▶ **Problem to work on**: Please reproduce every record exactly as written, leaving out the pictures.
*** Input for this task Section Begins ***
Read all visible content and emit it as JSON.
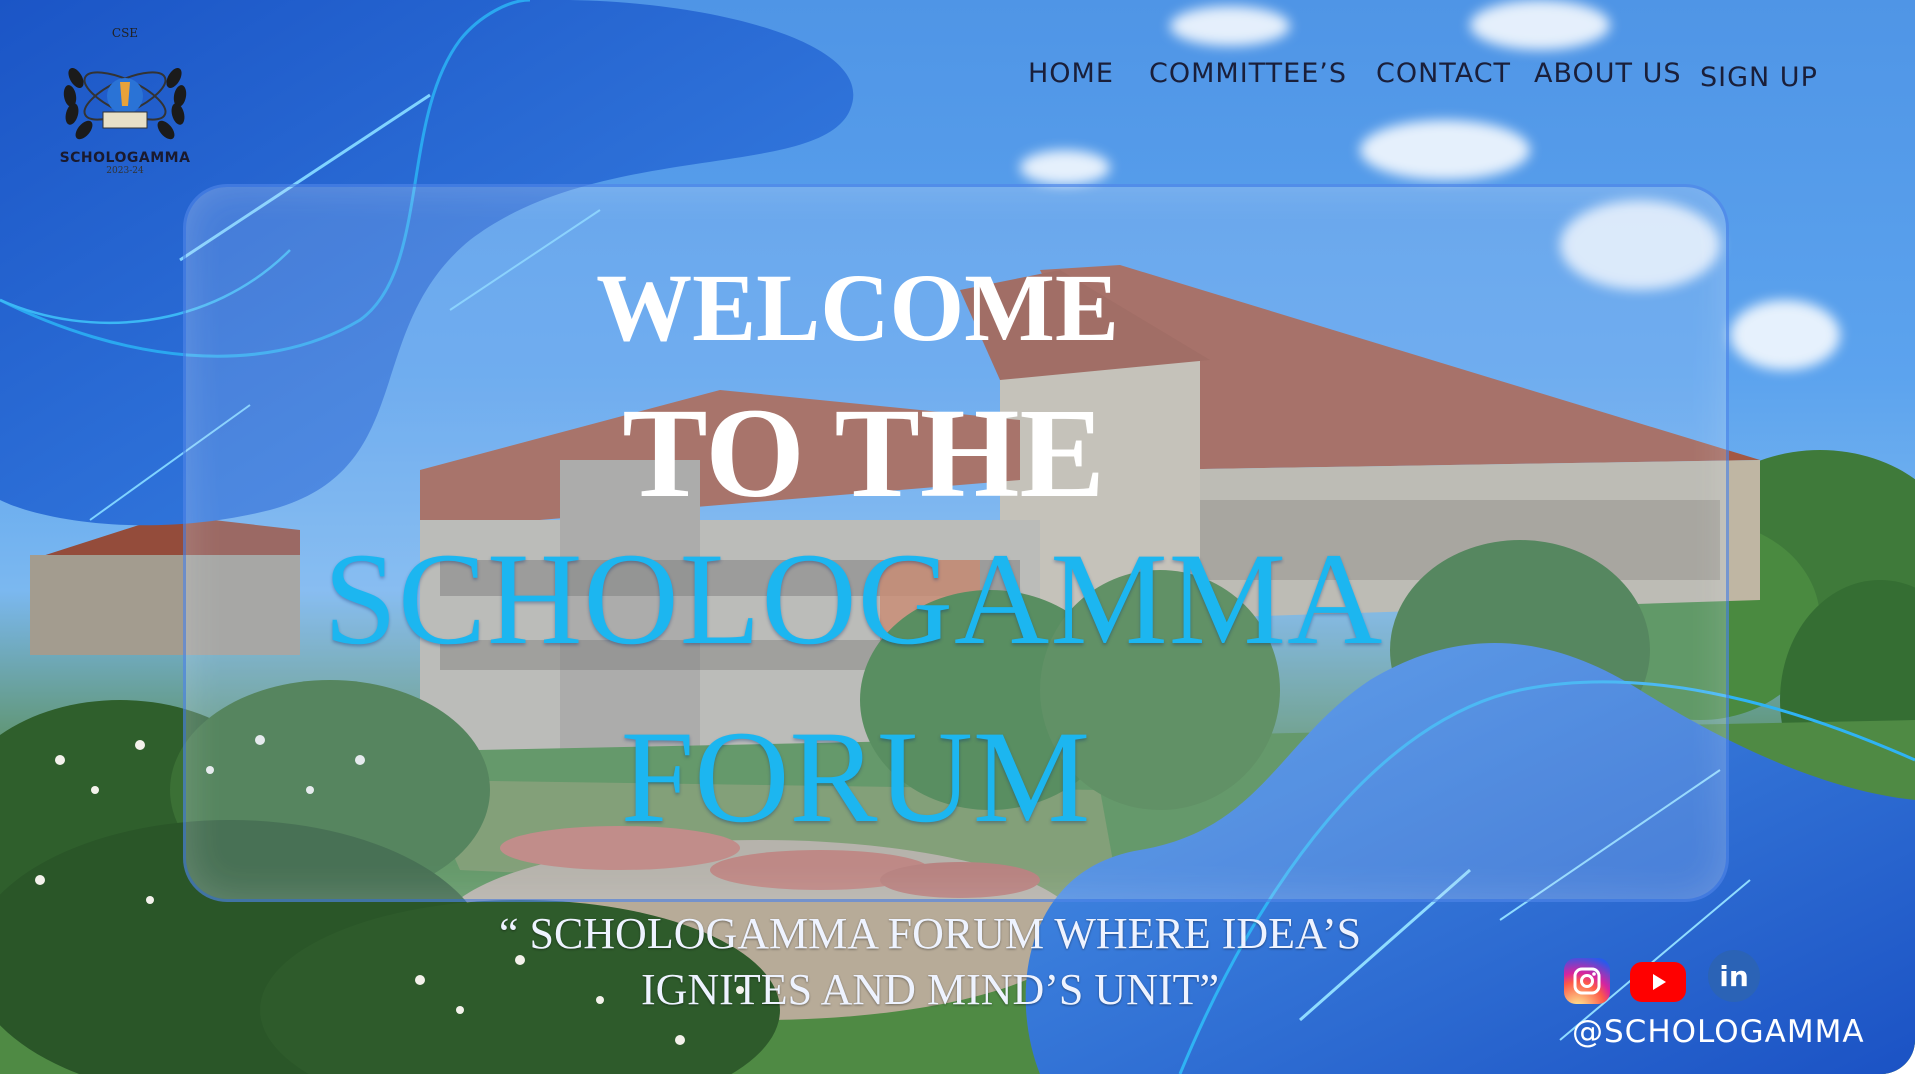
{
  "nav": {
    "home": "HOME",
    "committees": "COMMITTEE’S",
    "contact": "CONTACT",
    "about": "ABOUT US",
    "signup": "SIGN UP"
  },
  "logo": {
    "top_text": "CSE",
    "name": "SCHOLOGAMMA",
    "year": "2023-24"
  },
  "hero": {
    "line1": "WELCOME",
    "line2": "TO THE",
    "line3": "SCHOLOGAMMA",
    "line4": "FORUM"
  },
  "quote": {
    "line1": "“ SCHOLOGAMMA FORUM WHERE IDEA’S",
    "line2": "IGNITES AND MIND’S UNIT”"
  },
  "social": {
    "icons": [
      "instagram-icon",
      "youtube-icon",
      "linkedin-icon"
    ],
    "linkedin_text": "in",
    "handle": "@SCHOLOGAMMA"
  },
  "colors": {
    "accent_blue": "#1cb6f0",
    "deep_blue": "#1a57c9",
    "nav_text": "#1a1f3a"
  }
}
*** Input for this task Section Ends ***
▶ **Exercise result**:
Read all visible content and emit it as JSON.
{
  "nav": {
    "home": "HOME",
    "committees": "COMMITTEE’S",
    "contact": "CONTACT",
    "about": "ABOUT US",
    "signup": "SIGN UP"
  },
  "logo": {
    "top_text": "CSE",
    "name": "SCHOLOGAMMA",
    "year": "2023-24"
  },
  "hero": {
    "line1": "WELCOME",
    "line2": "TO THE",
    "line3": "SCHOLOGAMMA",
    "line4": "FORUM"
  },
  "quote": {
    "line1": "“ SCHOLOGAMMA FORUM WHERE IDEA’S",
    "line2": "IGNITES AND MIND’S UNIT”"
  },
  "social": {
    "icons": [
      "instagram-icon",
      "youtube-icon",
      "linkedin-icon"
    ],
    "linkedin_text": "in",
    "handle": "@SCHOLOGAMMA"
  },
  "colors": {
    "accent_blue": "#1cb6f0",
    "deep_blue": "#1a57c9",
    "nav_text": "#1a1f3a"
  }
}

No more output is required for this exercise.